A couple of things actually got me quite excited about the remake. First Clive Barker signed up to write the script, specifically stating that if they were going to do it anyway he'd like to at least have some control over how they did it. Secondly, one of the directors attached at one stage was Pascal Laugier, director of Martyrs which is probably the best horror film I've seen in the last ten years. He was the perfect choice. What makes Martyrs great is that it's a horror film that's about something. It tells a proper story with themes and interesting characters and ultimately asks some tough questions. It's a film that's impossible to forget. Which is also what I loved about Hellraiser.

I don't think Laugier and Barker were ever attached to the project at the same time but in the end that didn't matter. They both ended up quitting. A couple more directors may have been announced but ultimately it looked like the remake was dead and maybe that was for the best. Then Dimension announced that they would be making another sequel instead.

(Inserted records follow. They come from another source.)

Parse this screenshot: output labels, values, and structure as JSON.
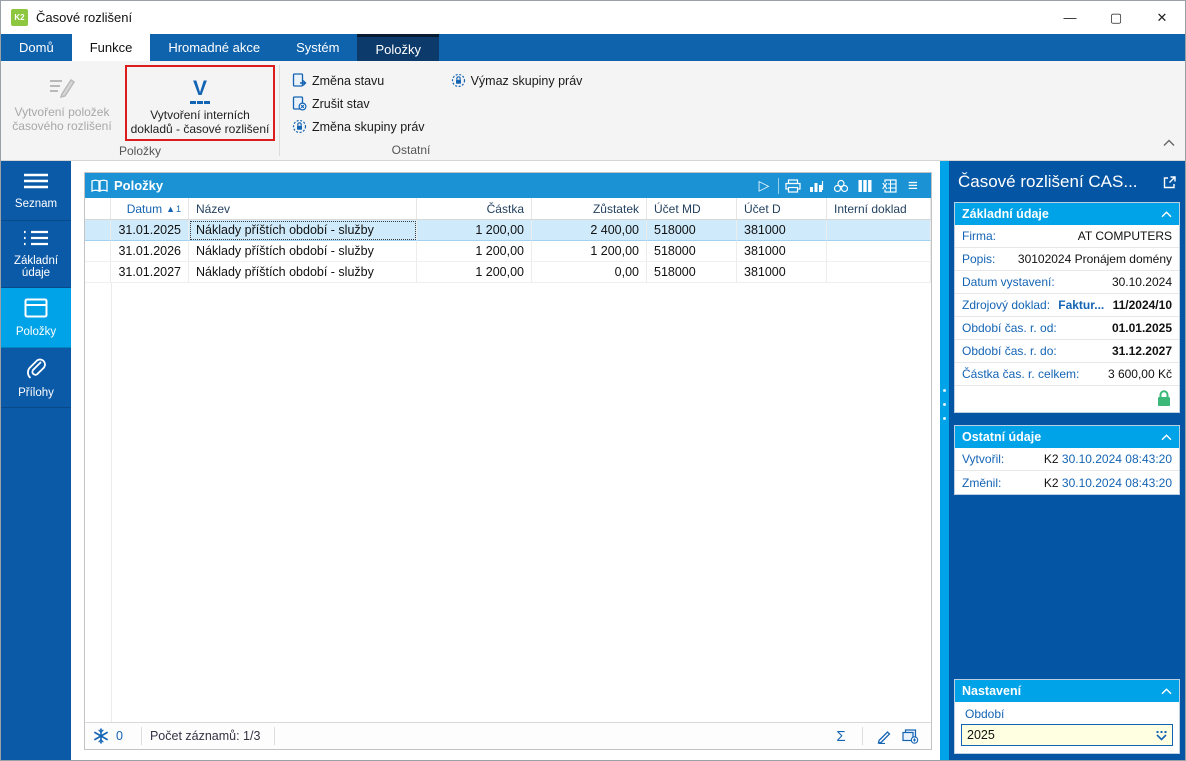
{
  "window": {
    "title": "Časové rozlišení",
    "app_logo": "K2"
  },
  "icons": {
    "minimize": "—",
    "maximize": "▢",
    "close": "✕",
    "play": "▷",
    "menu": "≡",
    "sigma": "Σ"
  },
  "colors": {
    "tabbar_blue": "#0f62ac",
    "context_tab_navy": "#0c3a6b",
    "sidebar_blue": "#0b5aa7",
    "active_cyan": "#00a3e8",
    "table_header_blue": "#1b92d4",
    "panel_blue": "#0455a4",
    "section_cyan": "#00a2e8",
    "label_blue": "#1464b4",
    "selected_row": "#cfeafa",
    "highlight_red": "#dd1d1d",
    "input_yellow": "#ffffe1",
    "lock_green": "#3cb878",
    "logo_green": "#8dc63f"
  },
  "tabs": [
    {
      "label": "Domů"
    },
    {
      "label": "Funkce"
    },
    {
      "label": "Hromadné akce"
    },
    {
      "label": "Systém"
    },
    {
      "label": "Položky"
    }
  ],
  "ribbon": {
    "group_polozky": "Položky",
    "group_ostatni": "Ostatní",
    "create_items": {
      "line1": "Vytvoření položek",
      "line2": "časového rozlišení"
    },
    "create_internal": {
      "glyph": "V",
      "line1": "Vytvoření interních",
      "line2": "dokladů - časové rozlišení"
    },
    "actions": [
      "Změna stavu",
      "Zrušit stav",
      "Změna skupiny práv",
      "Výmaz skupiny práv"
    ]
  },
  "sidebar": {
    "items": [
      {
        "label": "Seznam"
      },
      {
        "label": "Základní údaje"
      },
      {
        "label": "Položky"
      },
      {
        "label": "Přílohy"
      }
    ]
  },
  "table": {
    "title": "Položky",
    "sort_marker": "▲",
    "sort_order": "1",
    "columns": [
      "Datum",
      "Název",
      "Částka",
      "Zůstatek",
      "Účet MD",
      "Účet D",
      "Interní doklad"
    ],
    "rows": [
      {
        "datum": "31.01.2025",
        "nazev": "Náklady příštích období - služby",
        "castka": "1 200,00",
        "zustatek": "2 400,00",
        "ucet_md": "518000",
        "ucet_d": "381000",
        "interni": ""
      },
      {
        "datum": "31.01.2026",
        "nazev": "Náklady příštích období - služby",
        "castka": "1 200,00",
        "zustatek": "1 200,00",
        "ucet_md": "518000",
        "ucet_d": "381000",
        "interni": ""
      },
      {
        "datum": "31.01.2027",
        "nazev": "Náklady příštích období - služby",
        "castka": "1 200,00",
        "zustatek": "0,00",
        "ucet_md": "518000",
        "ucet_d": "381000",
        "interni": ""
      }
    ],
    "status": {
      "counter": "0",
      "records": "Počet záznamů: 1/3"
    }
  },
  "detail": {
    "title": "Časové rozlišení CAS...",
    "basic": {
      "header": "Základní údaje",
      "fields": [
        {
          "label": "Firma:",
          "value": "AT COMPUTERS"
        },
        {
          "label": "Popis:",
          "value": "30102024 Pronájem domény"
        },
        {
          "label": "Datum vystavení:",
          "value": "30.10.2024"
        },
        {
          "label": "Zdrojový doklad:",
          "link": "Faktur...",
          "value": "11/2024/10"
        },
        {
          "label": "Období čas. r. od:",
          "value": "01.01.2025"
        },
        {
          "label": "Období čas. r. do:",
          "value": "31.12.2027"
        },
        {
          "label": "Částka čas. r. celkem:",
          "value": "3 600,00 Kč"
        }
      ]
    },
    "other": {
      "header": "Ostatní údaje",
      "fields": [
        {
          "label": "Vytvořil:",
          "user": "K2",
          "datetime": "30.10.2024 08:43:20"
        },
        {
          "label": "Změnil:",
          "user": "K2",
          "datetime": "30.10.2024 08:43:20"
        }
      ]
    },
    "settings": {
      "header": "Nastavení",
      "label": "Období",
      "value": "2025"
    }
  }
}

And that's where the trailer comes from.

I don't think it's necessarily fair to criticise the trailer before seeing the film and I'm sure everyone involved tried their hardest to make it work on what looks like a minuscule budget. The writer, Gary J. Tunnicliffe, has been involved with Hellraiser since the third film as part of the make-up effects crew and later became the principle make-up effects artist for the sequels. In a way he's the perfect person to write the script, and for all I know the script could be brilliant. It  is at least a straight Hellraiser film and not an old script that they've reformatted for the franchise. Also, Tunnicliffe's self-produced Hellraiser fan film No More Souls is actually pretty good...

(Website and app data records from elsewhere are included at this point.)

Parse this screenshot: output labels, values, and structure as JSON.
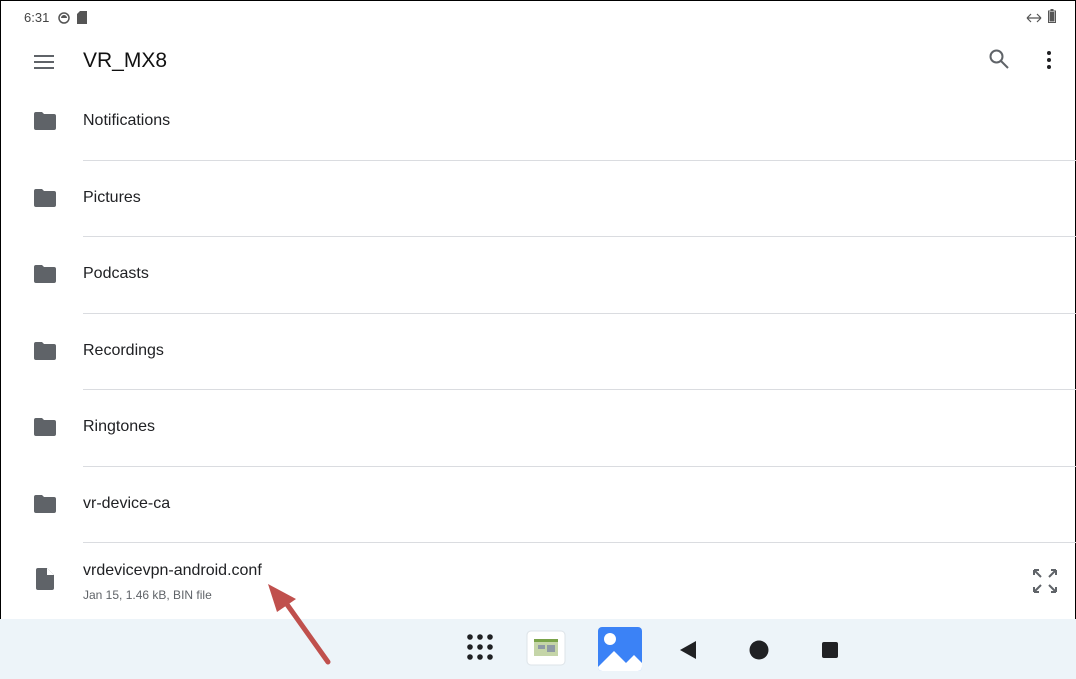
{
  "status": {
    "time": "6:31"
  },
  "app_bar": {
    "title": "VR_MX8"
  },
  "folders": [
    {
      "label": "Notifications"
    },
    {
      "label": "Pictures"
    },
    {
      "label": "Podcasts"
    },
    {
      "label": "Recordings"
    },
    {
      "label": "Ringtones"
    },
    {
      "label": "vr-device-ca"
    }
  ],
  "file": {
    "name": "vrdevicevpn-android.conf",
    "meta": "Jan 15, 1.46 kB, BIN file"
  },
  "colors": {
    "accent_arrow": "#c0504d",
    "nav_bg": "#edf4f9",
    "icon": "#5f6368"
  }
}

So despite the fact that there's clearly no money behind Hellraiser: Revelations can it really be all that bad? One obvious thing makes me think yes, it can be. There's no Doug Bradley. If you're still with me I'm assuming you know Doug Bradley's role in the films. While he got less and less screen time with each new film his performance was always spot on. There was something otherworldly about the way he played Pinhead. Hearing that voice always sent a shiver down my spine and it was creepy without ever being over-the-top. It's only now, seeing someone else perform that role, that I really appreciate how much Pinhead belonged to Doug Bradley. He was Pinhead. And now he's not anymore.

For all I know Doug could have turned the role down or maybe even wanted to do it but couldn't for whatever reason. But the thing that really disappoints me about this and about the way the remake fell apart is that whoever is making the decisions has a complete lack of understanding of the elements that made Hellraiser work. One of those elements is Doug Bradley. Ideally you shouldn't be making a Hellraiser film without him, only I appreciate films don't really work like that. But if you don't have him you rewrite it, you take Pinhead out, you do something else. In a way I would even have been happier if Gary Tunnicliffe had played the role again as he did in his short - that at least would've shown some respect to the franchise. In a way I would rather see a fan film than a half-hearted attempt to make some more money from optimistic idiots like me who'll pay to see anything with Hellraiser in the title. 

Still, it exists, I'll probably see it anyway and maybe it won't even be that bad. But please don't let them make any more. I'm not sure my soul can take it.

I should at least thank them for giving me something to blog about. I've had a tough few weeks recently and I was considering giving up on the blog until I saw that trailer. Hopefully I'll have something more positive to write about next time.